Center for Data-Driven Computational Physics
ConFlux, hosted at the University of Michigan, is a computing cluster specifically designed to communicate seamlessly and at interactive speeds with data-intensive operations. The project will establish a hardware and software ecosystem to enable large scale data-driven modeling of multiscale physical systems. ConFlux promises to produce advances in predictive modeling in several disciplines including turbulent flows, materials physics, cosmology, climate science and cardiovascular flow modeling.
A wide range of phenomena exhibit emergent behavior that makes modeling very challenging. In this project, physics-constrained data-driven modeling approaches are pursued to account for the underlying complexity. These techniques require HPC applications (running on external clusters) to inter-connect with large data sets at run time. ConFlux provides low latency communications for in- and out- of-core data, cross-platform storage, as well as high throughput interconnects and massive memory allocations. The file-system and scheduler natively handle extreme-scale machine learning and traditional HPC modules in a tightly integrated work flow — rather than in segregated operations — leading to significantly lower latencies, fewer algorithmic barriers and less data movement.
The ConFlux cluster will be built with ~43 IBM Power8 CPU two-socket “Firestone” S822LC compute nodes 17 IBM Power8 CPU two-socket “Garrison” compute nodes. Each of the Garrison nodes will also host four NVIDIA Pascal GPUs connected via NVIDIA’s NVLink technology to the Power8 system bus. Each node has a local high-speed flash memory for random access.
All compute and storage is connected via a 100 Gb/s InfiniBand fabric. The IBM and NVLink connectivity, combined with IBM CAPI Technology will provide an unprecedented data transfer throughput required for the data-driven computational physics researchers will be conducting.

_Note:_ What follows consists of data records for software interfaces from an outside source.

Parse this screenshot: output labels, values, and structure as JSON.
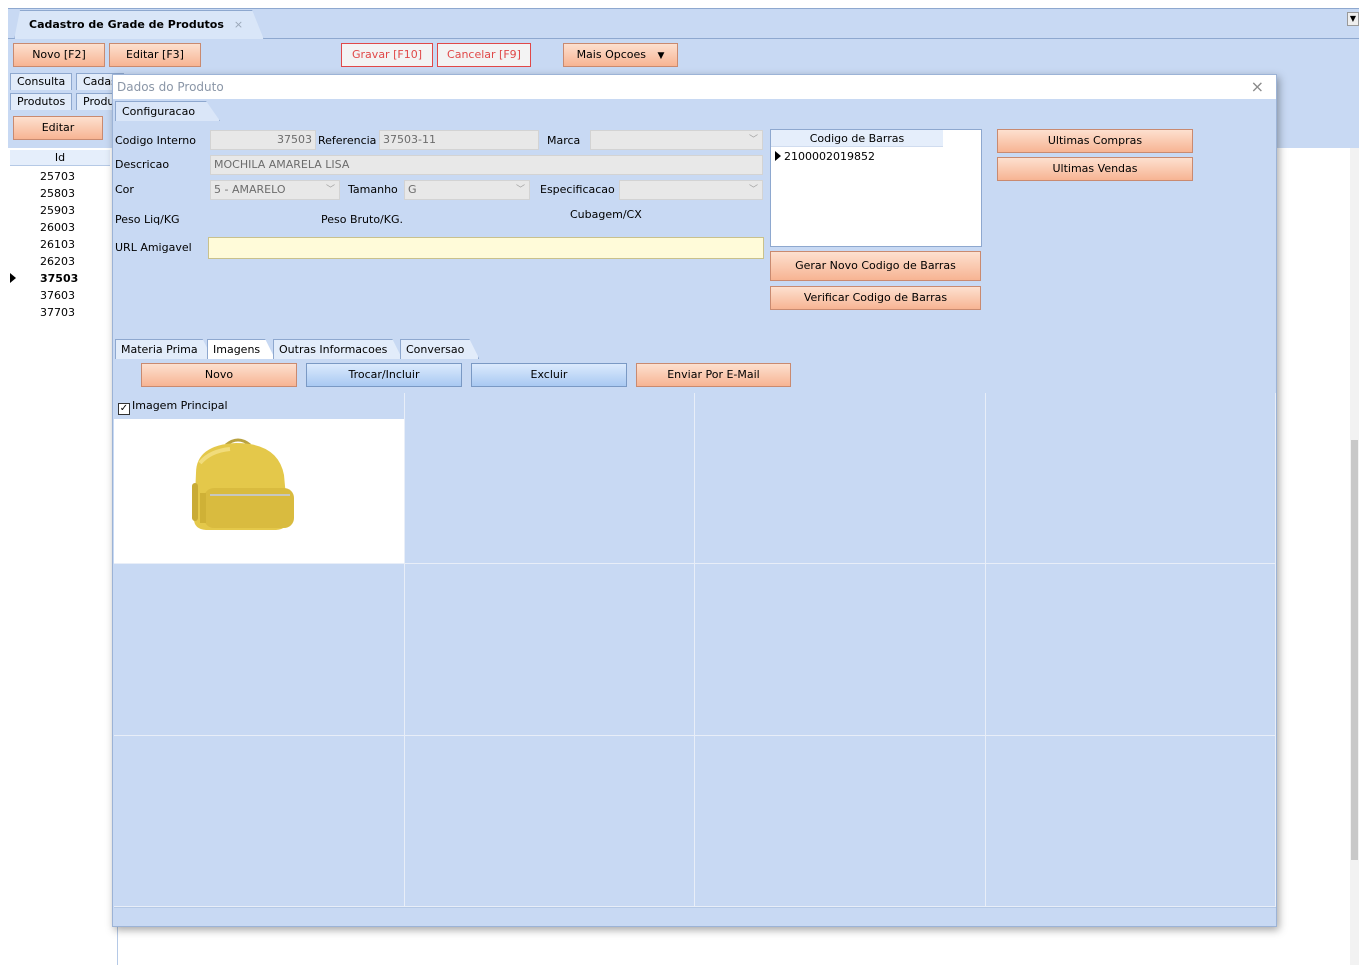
{
  "window": {
    "doc_tab": "Cadastro de Grade de Produtos",
    "close_glyph": "×"
  },
  "toolbar": {
    "novo": "Novo [F2]",
    "editar": "Editar [F3]",
    "gravar": "Gravar [F10]",
    "cancelar": "Cancelar [F9]",
    "mais_opcoes": "Mais Opcoes"
  },
  "background": {
    "tabs_row1": [
      "Consulta",
      "Cadas"
    ],
    "tabs_row2": [
      "Produtos",
      "Produ"
    ],
    "editar_button": "Editar",
    "list_header": "Id",
    "ids": [
      "25703",
      "25803",
      "25903",
      "26003",
      "26103",
      "26203",
      "37503",
      "37603",
      "37703"
    ],
    "selected_id": "37503"
  },
  "dialog": {
    "title": "Dados do Produto",
    "close": "×",
    "tab": "Configuracao",
    "labels": {
      "codigo_interno": "Codigo Interno",
      "referencia": "Referencia",
      "marca": "Marca",
      "descricao": "Descricao",
      "cor": "Cor",
      "tamanho": "Tamanho",
      "especificacao": "Especificacao",
      "peso_liq": "Peso Liq/KG",
      "peso_bruto": "Peso Bruto/KG.",
      "cubagem": "Cubagem/CX",
      "url_amigavel": "URL Amigavel"
    },
    "values": {
      "codigo_interno": "37503",
      "referencia": "37503-11",
      "marca": "",
      "descricao": "MOCHILA AMARELA LISA",
      "cor": "5 - AMARELO",
      "tamanho": "G",
      "especificacao": "",
      "url_amigavel": ""
    },
    "barcode": {
      "header": "Codigo de Barras",
      "rows": [
        "2100002019852"
      ]
    },
    "buttons": {
      "ultimas_compras": "Ultimas Compras",
      "ultimas_vendas": "Ultimas Vendas",
      "gerar_codigo": "Gerar Novo Codigo de Barras",
      "verificar_codigo": "Verificar Codigo de Barras"
    },
    "sub_tabs": [
      "Materia Prima",
      "Imagens",
      "Outras Informacoes",
      "Conversao"
    ],
    "active_sub_tab": "Imagens",
    "image_buttons": {
      "novo": "Novo",
      "trocar": "Trocar/Incluir",
      "excluir": "Excluir",
      "enviar": "Enviar Por E-Mail"
    },
    "image_grid": {
      "main_caption": "Imagem Principal",
      "main_checked": true,
      "rows": 3,
      "cols": 4
    }
  },
  "colors": {
    "panel_blue": "#c8d9f3",
    "peach_button": "#f7b493",
    "blue_button": "#a9c9f2",
    "red_outline": "#e04848",
    "url_field": "#fffbd9"
  }
}
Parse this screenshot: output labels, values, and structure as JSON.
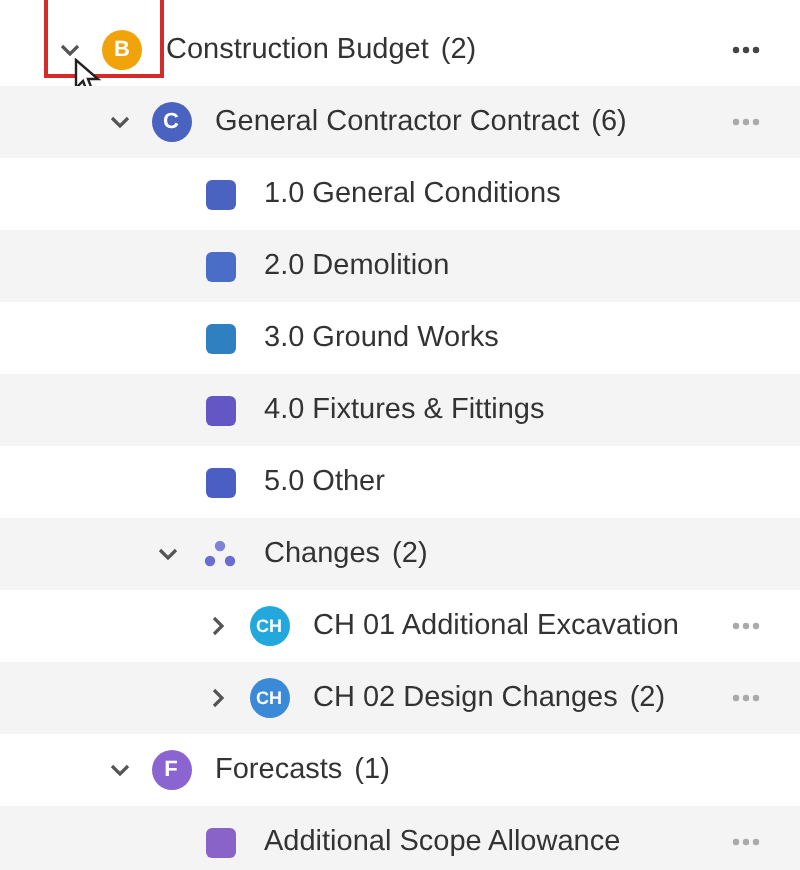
{
  "tree": [
    {
      "label": "Construction Budget",
      "count": "(2)",
      "expanded": true,
      "annotated": true,
      "hovered": true,
      "actions": true,
      "icon": {
        "kind": "badge",
        "text": "B",
        "color": "#f0a30a"
      },
      "children": [
        {
          "label": "General Contractor Contract",
          "count": "(6)",
          "expanded": true,
          "hovered": false,
          "actions": true,
          "icon": {
            "kind": "badge",
            "text": "C",
            "color": "#4a62c0"
          },
          "children": [
            {
              "label": "1.0 General Conditions",
              "icon": {
                "kind": "square",
                "color": "#4a62c0"
              }
            },
            {
              "label": "2.0 Demolition",
              "icon": {
                "kind": "square",
                "color": "#4a6ec8"
              }
            },
            {
              "label": "3.0 Ground Works",
              "icon": {
                "kind": "square",
                "color": "#2f80c0"
              }
            },
            {
              "label": "4.0 Fixtures & Fittings",
              "icon": {
                "kind": "square",
                "color": "#6456c4"
              }
            },
            {
              "label": "5.0 Other",
              "icon": {
                "kind": "square",
                "color": "#4a5ec4"
              }
            },
            {
              "label": "Changes",
              "count": "(2)",
              "expanded": true,
              "icon": {
                "kind": "cluster",
                "color": "#6a6ed0"
              },
              "children": [
                {
                  "label": "CH 01 Additional Excavation",
                  "expanded": false,
                  "hovered": false,
                  "actions": true,
                  "icon": {
                    "kind": "badge",
                    "text": "CH",
                    "color": "#22a8dc"
                  }
                },
                {
                  "label": "CH 02 Design Changes",
                  "count": "(2)",
                  "expanded": false,
                  "hovered": false,
                  "actions": true,
                  "icon": {
                    "kind": "badge",
                    "text": "CH",
                    "color": "#3a8ad8"
                  }
                }
              ]
            }
          ]
        },
        {
          "label": "Forecasts",
          "count": "(1)",
          "expanded": true,
          "icon": {
            "kind": "badge",
            "text": "F",
            "color": "#8a64d0"
          },
          "children": [
            {
              "label": "Additional Scope Allowance",
              "hovered": false,
              "actions": true,
              "icon": {
                "kind": "square",
                "color": "#8a63c9"
              }
            }
          ]
        }
      ]
    }
  ]
}
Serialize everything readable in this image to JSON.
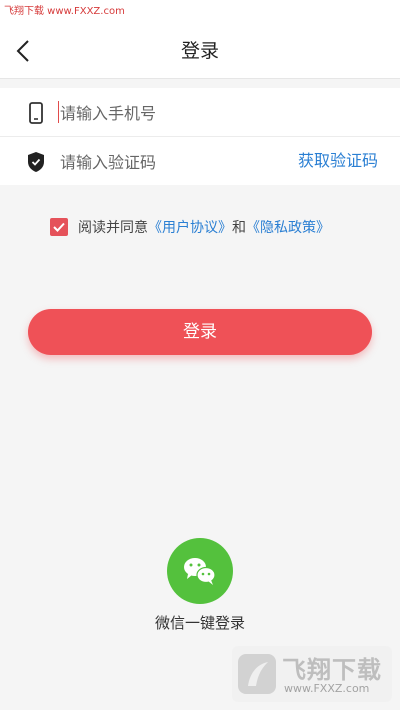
{
  "status_bar": {
    "text": "飞翔下载 www.FXXZ.com"
  },
  "header": {
    "title": "登录"
  },
  "form": {
    "phone_placeholder": "请输入手机号",
    "code_placeholder": "请输入验证码",
    "get_code_label": "获取验证码"
  },
  "agreement": {
    "checked": true,
    "prefix": "阅读并同意",
    "user_agreement": "《用户协议》",
    "and": "和",
    "privacy_policy": "《隐私政策》"
  },
  "login_button": {
    "label": "登录"
  },
  "wechat_login": {
    "label": "微信一键登录"
  },
  "watermark": {
    "name": "飞翔下载",
    "url": "www.FXXZ.com"
  },
  "colors": {
    "accent_red": "#ef5157",
    "link_blue": "#2a7fd3",
    "wechat_green": "#54c13d"
  }
}
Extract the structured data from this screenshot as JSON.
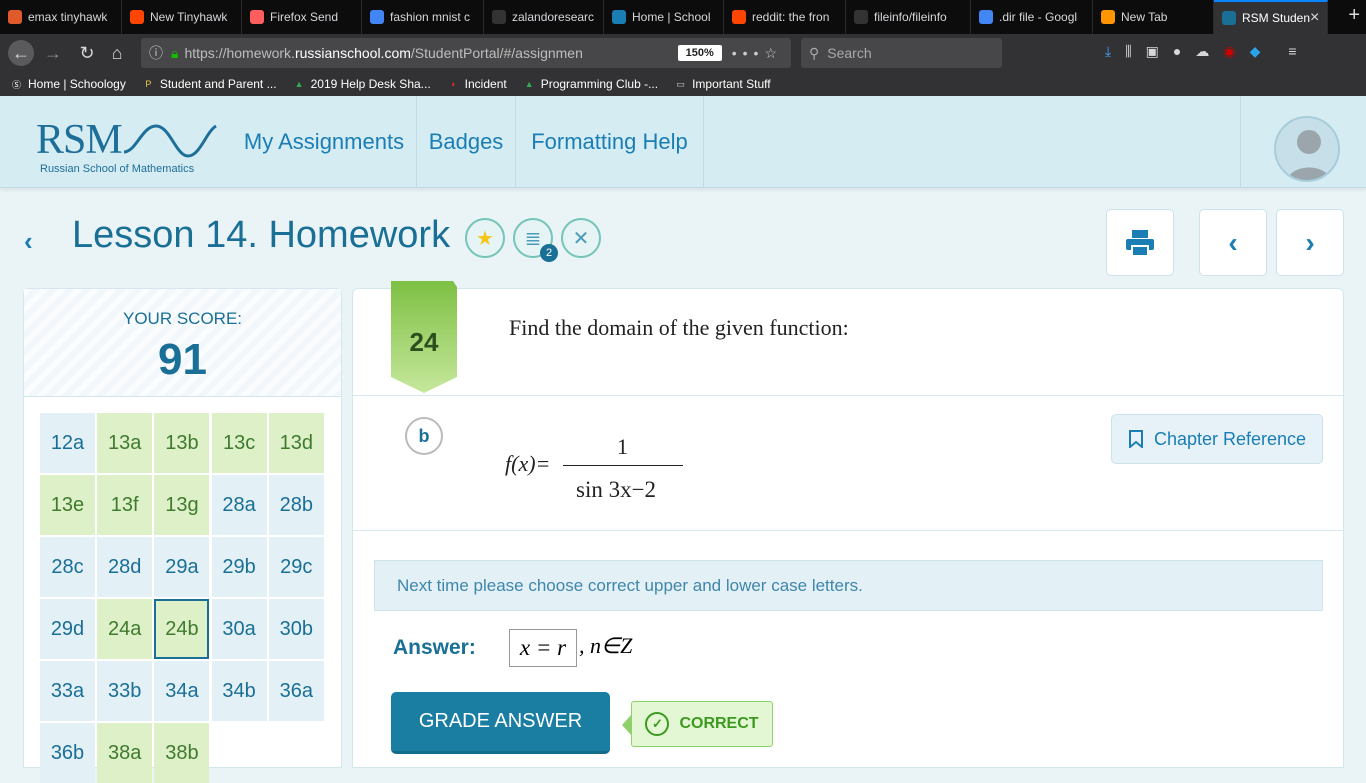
{
  "browser": {
    "tabs": [
      {
        "label": "emax tinyhawk",
        "icon": "bg-icon",
        "color": "#e05a2b"
      },
      {
        "label": "New Tinyhawk",
        "icon": "reddit-icon",
        "color": "#ff4500"
      },
      {
        "label": "Firefox Send",
        "icon": "firefox-send-icon",
        "color": "#ff5e5e"
      },
      {
        "label": "fashion mnist c",
        "icon": "google-icon",
        "color": "#4285f4"
      },
      {
        "label": "zalandoresearc",
        "icon": "github-icon",
        "color": "#333333"
      },
      {
        "label": "Home | School",
        "icon": "schoology-icon",
        "color": "#1a7eb5"
      },
      {
        "label": "reddit: the fron",
        "icon": "reddit-icon",
        "color": "#ff4500"
      },
      {
        "label": "fileinfo/fileinfo",
        "icon": "github-icon",
        "color": "#333333"
      },
      {
        "label": ".dir file - Googl",
        "icon": "google-icon",
        "color": "#4285f4"
      },
      {
        "label": "New Tab",
        "icon": "firefox-icon",
        "color": "#ff9500"
      },
      {
        "label": "RSM Studen",
        "icon": "rsm-icon",
        "color": "#1a6f96",
        "active": true
      }
    ],
    "url_prefix": "https://homework.",
    "url_domain": "russianschool.com",
    "url_path": "/StudentPortal/#/assignmen",
    "zoom": "150%",
    "search_placeholder": "Search",
    "bookmarks": [
      {
        "label": "Home | Schoology",
        "icon": "schoology-icon"
      },
      {
        "label": "Student and Parent ...",
        "icon": "parent-portal-icon"
      },
      {
        "label": "2019 Help Desk Sha...",
        "icon": "google-drive-icon"
      },
      {
        "label": "Incident",
        "icon": "incident-icon"
      },
      {
        "label": "Programming Club -...",
        "icon": "google-drive-icon"
      },
      {
        "label": "Important Stuff",
        "icon": "folder-icon"
      }
    ]
  },
  "site": {
    "logo_text": "RSM",
    "logo_sub": "Russian School of Mathematics",
    "nav": [
      "My Assignments",
      "Badges",
      "Formatting Help"
    ]
  },
  "lesson": {
    "title": "Lesson 14. Homework",
    "badge_count": "2"
  },
  "score": {
    "label": "YOUR SCORE:",
    "value": "91"
  },
  "problems": [
    {
      "label": "12a",
      "status": "blue"
    },
    {
      "label": "13a",
      "status": "green"
    },
    {
      "label": "13b",
      "status": "green"
    },
    {
      "label": "13c",
      "status": "green"
    },
    {
      "label": "13d",
      "status": "green"
    },
    {
      "label": "13e",
      "status": "green"
    },
    {
      "label": "13f",
      "status": "green"
    },
    {
      "label": "13g",
      "status": "green"
    },
    {
      "label": "28a",
      "status": "blue"
    },
    {
      "label": "28b",
      "status": "blue"
    },
    {
      "label": "28c",
      "status": "blue"
    },
    {
      "label": "28d",
      "status": "blue"
    },
    {
      "label": "29a",
      "status": "blue"
    },
    {
      "label": "29b",
      "status": "blue"
    },
    {
      "label": "29c",
      "status": "blue"
    },
    {
      "label": "29d",
      "status": "blue"
    },
    {
      "label": "24a",
      "status": "green"
    },
    {
      "label": "24b",
      "status": "green",
      "selected": true
    },
    {
      "label": "30a",
      "status": "blue"
    },
    {
      "label": "30b",
      "status": "blue"
    },
    {
      "label": "33a",
      "status": "blue"
    },
    {
      "label": "33b",
      "status": "blue"
    },
    {
      "label": "34a",
      "status": "blue"
    },
    {
      "label": "34b",
      "status": "blue"
    },
    {
      "label": "36a",
      "status": "blue"
    },
    {
      "label": "36b",
      "status": "blue"
    },
    {
      "label": "38a",
      "status": "green"
    },
    {
      "label": "38b",
      "status": "green"
    }
  ],
  "question": {
    "number": "24",
    "text": "Find the domain of the given function:",
    "part": "b",
    "function_lhs": "f(x)=",
    "numerator": "1",
    "denominator": "sin 3x−2",
    "chapter_reference": "Chapter Reference",
    "hint": "Next time please choose correct upper and lower case letters.",
    "answer_label": "Answer:",
    "answer_value": "x = r",
    "answer_tail": ", n∈Z",
    "grade_button": "GRADE ANSWER",
    "result": "CORRECT"
  }
}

80% of ConFlux resources are restricted to use of research groups within the University of Michigan. The remaining 20% will be allocated to the external community based on data-driven modeling needs.